Documents — Data Model


    Description — Couchbase Lite concepts — Data model — Documents
    Related Content — Blobs | Documents | Indexing


    In Couchbase Lite, a document’s body takes the form of a JSON object — a collection of key/value pairs where the values can be different types of data such as numbers, strings, arrays or even nested objects. Every document is identified by a document ID, which can be automatically generated (as a UUID) or specified programmatically; the only constraints are that it must be unique within the database, and it can’t be changed.


    The following methods/initializers can be used:

    • The MutableDocument() initializer can be used to create a new document where the document ID is randomly generated by the database.

    • The MutableDocument(String id) initializer can be used to create a new document with a specific ID.

    • The database.getDocument(String id) method can be used to get a document. If it doesn’t exist in the database, it will return null. This method can be used to check if a document with a given ID already exists in the database.

    The following code example creates a document and persists it to the database.

    MutableDocument newTask = new MutableDocument();
    newTask.setString("type", "task");
    newTask.setString("owner", "todo");
    newTask.setDate("createdAt", new Date());
    try {;
    } catch (CouchbaseLiteException e) {
        Log.e(TAG, e.toString());


    When a document is read from the database it is immutable. Use the document.toMutable() method to create an updateable instance of the document.
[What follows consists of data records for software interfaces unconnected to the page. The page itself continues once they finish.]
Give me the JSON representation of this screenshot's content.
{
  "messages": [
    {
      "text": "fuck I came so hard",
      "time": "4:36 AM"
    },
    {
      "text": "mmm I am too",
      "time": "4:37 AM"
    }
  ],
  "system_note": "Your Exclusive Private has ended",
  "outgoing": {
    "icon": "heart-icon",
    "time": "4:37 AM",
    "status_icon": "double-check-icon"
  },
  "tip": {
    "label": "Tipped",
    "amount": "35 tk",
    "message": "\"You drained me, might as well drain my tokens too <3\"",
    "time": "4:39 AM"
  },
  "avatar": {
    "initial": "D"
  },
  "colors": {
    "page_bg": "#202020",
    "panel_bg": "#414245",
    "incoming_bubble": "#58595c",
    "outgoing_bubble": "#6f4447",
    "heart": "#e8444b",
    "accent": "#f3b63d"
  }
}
    Document document = database.getDocument("xyz");
    MutableDocument mutableDocument = document.toMutable();
    mutableDocument.setString("name", "apples");
    try {;
    } catch (CouchbaseLiteException e) {
        Log.e(TAG, e.toString());

    Changes to the document are persisted to the database when the save method is called.

    Typed Accessors

    The Document class now offers a set of property accessors for various scalar types, including boolean, integers, floating-point and strings. These accessors take care of converting to/from JSON encoding, and make sure you get the type you’re expecting.

    In addition, as a convenience we offer Date accessors. Dates are a common data type, but JSON doesn’t natively support them, so the convention is to store them as strings in ISO-8601 format. The following example sets the date on the createdAt property and reads it back using the document.getDate(String key) accessor method.

    newTask.setValue("createdAt", new Date());
    Date date = newTask.getDate("createdAt");

    If the property doesn’t exist in the document it will return the default value for that getter method (0 for getInt, 0.0 for getFloat etc.). To check whether a given property exists in the document, you should use the Document.Contains(String key) method.

    Batch Operations

    If you’re making multiple changes to a database at once, it’s faster to group them together. The following example persists a few documents in batch.

    try {
        database.inBatch(() -> {
            for (int i = 0; i < 10; i++) {
                MutableDocument doc = new MutableDocument();
                doc.setValue("type", "user");
                doc.setValue("name", "user " + i);
                doc.setBoolean("admin", false);
                try {
                } catch (CouchbaseLiteException e) {
                    Log.e(TAG, e.toString());
                Log.i(TAG, String.format("saved user document %s", doc.getString("name")));
    } catch (CouchbaseLiteException e) {
        Log.e(TAG, e.toString());

    At the local level this operation is still transactional: no other Database instances, including ones managed by the replicator can make changes during the execution of the block, and other instances will not see partial changes. But Couchbase Mobile is a distributed system, and due to the way replication works, there’s no guarantee that Sync Gateway or other devices will receive your changes all at once.

    Document Change Events

    It’s also possible to register for document changes. The following example registers for changes to the document with ID user.john and prints the verified_account property.

        change -> {
            Document doc = database.getDocument(change.getDocumentID());
            if (doc != null) {
                Toast.makeText(context, "Status: " + doc.getString("verified_account"), Toast.LENGTH_SHORT).show();

    Document Expiration

    Document expiration allows users to set the expiration date to a document. When the document is expired, the document will be purged from the database. The purge will not be replicated to Sync Gateway.

    The following example sets the TTL for a document to 5 minutes from the current time.

    // Purge the document one day from now
    Instant ttl =, ChronoUnit.DAYS);
    database.setDocumentExpiration("doc123", new Date(ttl.toEpochMilli()));
    // Reset expiration
    database.setDocumentExpiration("doc1", null);
    // Query documents that will be expired in less than five minutes
    Instant fiveMinutesFromNow =, ChronoUnit.MINUTES);
    Query query = QueryBuilder

    Document Constraints

    Example 1. Reserved Keys List
    • _attachments

    • _id

    • _deleted

    • _removed

    • _rev